- _Exercise_
Set the data below down again, exactly, with every picture left out.

==== Dataset records ====

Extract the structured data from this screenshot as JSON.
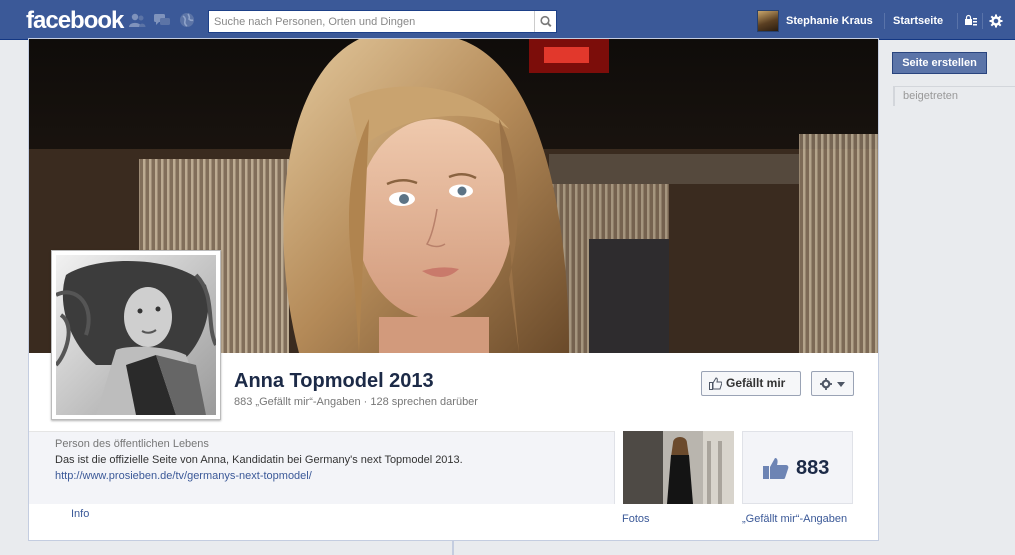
{
  "topbar": {
    "logo": "facebook",
    "search_placeholder": "Suche nach Personen, Orten und Dingen",
    "username": "Stephanie Kraus",
    "home": "Startseite"
  },
  "sidebar": {
    "create_page": "Seite erstellen",
    "joined": "beigetreten"
  },
  "page": {
    "name": "Anna Topmodel 2013",
    "stats": "883 „Gefällt mir“-Angaben · 128 sprechen darüber",
    "like_button": "Gefällt mir",
    "category": "Person des öffentlichen Lebens",
    "description": "Das ist die offizielle Seite von Anna, Kandidatin bei Germany's next Topmodel 2013.",
    "url": "http://www.prosieben.de/tv/germanys-next-topmodel/",
    "info_tab": "Info",
    "photos_tab": "Fotos",
    "likes_count": "883",
    "likes_tab": "„Gefällt mir“-Angaben"
  },
  "colors": {
    "brand_blue": "#3b5998",
    "dark_navy": "#1c2a47"
  },
  "icons": [
    "friend-requests-icon",
    "messages-icon",
    "notifications-icon",
    "search-icon",
    "privacy-icon",
    "settings-gear-icon",
    "thumbs-up-icon",
    "chevron-down-icon"
  ]
}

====

- _Your response_
Extract the structured data from this screenshot as JSON.
{
  "topbar": {
    "logo": "facebook",
    "search_placeholder": "Suche nach Personen, Orten und Dingen",
    "username": "Stephanie Kraus",
    "home": "Startseite"
  },
  "sidebar": {
    "create_page": "Seite erstellen",
    "joined": "beigetreten"
  },
  "page": {
    "name": "Anna Topmodel 2013",
    "stats": "883 „Gefällt mir“-Angaben · 128 sprechen darüber",
    "like_button": "Gefällt mir",
    "category": "Person des öffentlichen Lebens",
    "description": "Das ist die offizielle Seite von Anna, Kandidatin bei Germany's next Topmodel 2013.",
    "url": "http://www.prosieben.de/tv/germanys-next-topmodel/",
    "info_tab": "Info",
    "photos_tab": "Fotos",
    "likes_count": "883",
    "likes_tab": "„Gefällt mir“-Angaben"
  },
  "colors": {
    "brand_blue": "#3b5998",
    "dark_navy": "#1c2a47"
  },
  "icons": [
    "friend-requests-icon",
    "messages-icon",
    "notifications-icon",
    "search-icon",
    "privacy-icon",
    "settings-gear-icon",
    "thumbs-up-icon",
    "chevron-down-icon"
  ]
}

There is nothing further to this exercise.